Extracted records:
------------------------------

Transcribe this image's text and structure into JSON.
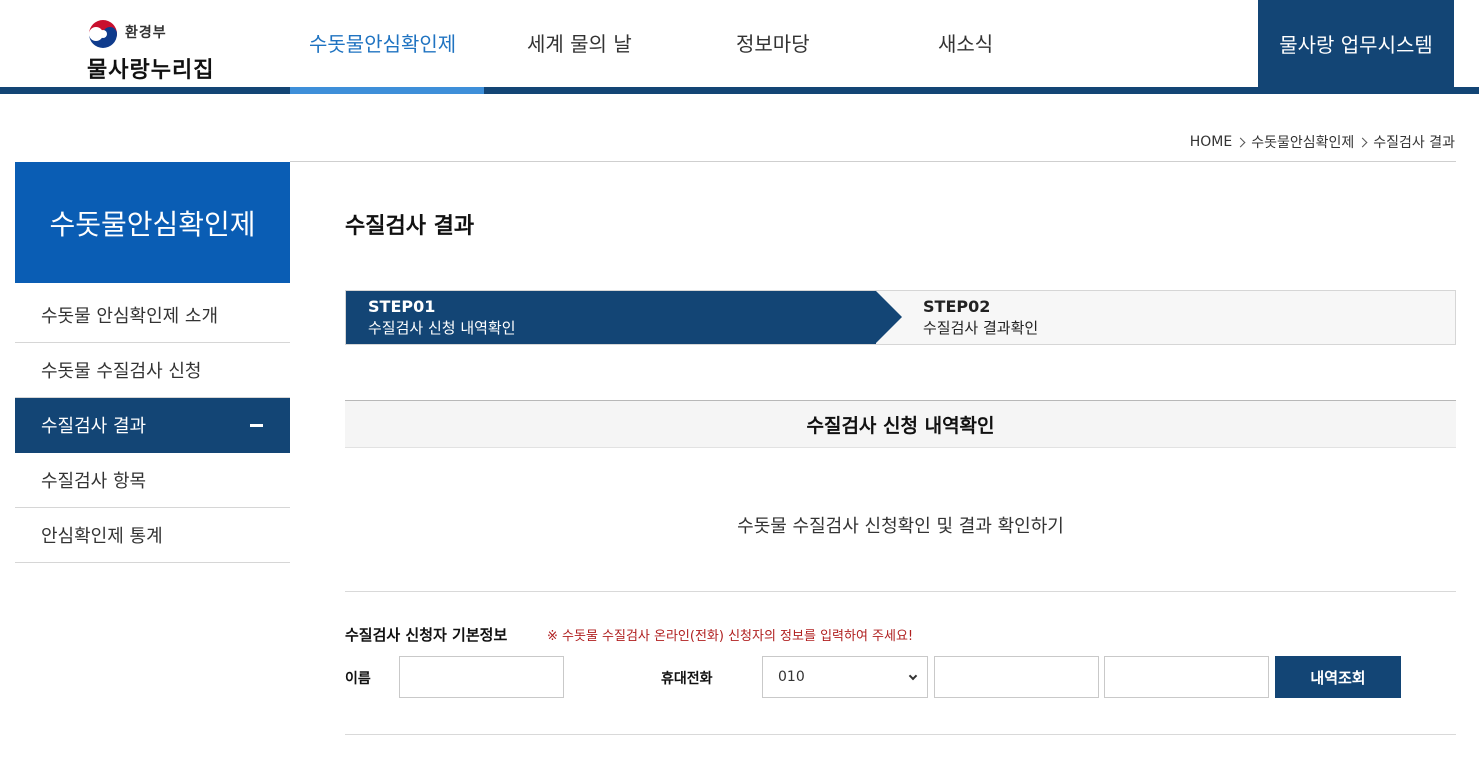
{
  "header": {
    "logo_ministry": "환경부",
    "logo_name": "물사랑누리집",
    "nav": [
      {
        "label": "수돗물안심확인제",
        "active": true
      },
      {
        "label": "세계 물의 날",
        "active": false
      },
      {
        "label": "정보마당",
        "active": false
      },
      {
        "label": "새소식",
        "active": false
      }
    ],
    "work_system": "물사랑 업무시스템"
  },
  "breadcrumb": [
    "HOME",
    "수돗물안심확인제",
    "수질검사 결과"
  ],
  "sidebar": {
    "title": "수돗물안심확인제",
    "items": [
      {
        "label": "수돗물 안심확인제 소개",
        "active": false
      },
      {
        "label": "수돗물 수질검사 신청",
        "active": false
      },
      {
        "label": "수질검사 결과",
        "active": true
      },
      {
        "label": "수질검사 항목",
        "active": false
      },
      {
        "label": "안심확인제 통계",
        "active": false
      }
    ]
  },
  "content": {
    "page_title": "수질검사 결과",
    "steps": [
      {
        "label": "STEP01",
        "desc": "수질검사 신청 내역확인",
        "active": true
      },
      {
        "label": "STEP02",
        "desc": "수질검사 결과확인",
        "active": false
      }
    ],
    "section_title": "수질검사 신청 내역확인",
    "intro": "수돗물 수질검사 신청확인 및 결과 확인하기",
    "form": {
      "title": "수질검사 신청자 기본정보",
      "notice": "※ 수돗물 수질검사 온라인(전화) 신청자의 정보를 입력하여 주세요!",
      "name_label": "이름",
      "name_value": "",
      "phone_label": "휴대전화",
      "phone_prefix": "010",
      "phone_mid": "",
      "phone_last": "",
      "submit": "내역조회"
    }
  },
  "colors": {
    "navy": "#134575",
    "blue": "#0a5db4",
    "accent": "#3e8fd9",
    "notice_red": "#b02020"
  }
}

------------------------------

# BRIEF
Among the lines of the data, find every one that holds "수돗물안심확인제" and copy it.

# WRITTEN ANSWER
        "label": "수돗물안심확인제",
    "수돗물안심확인제",
    "title": "수돗물안심확인제",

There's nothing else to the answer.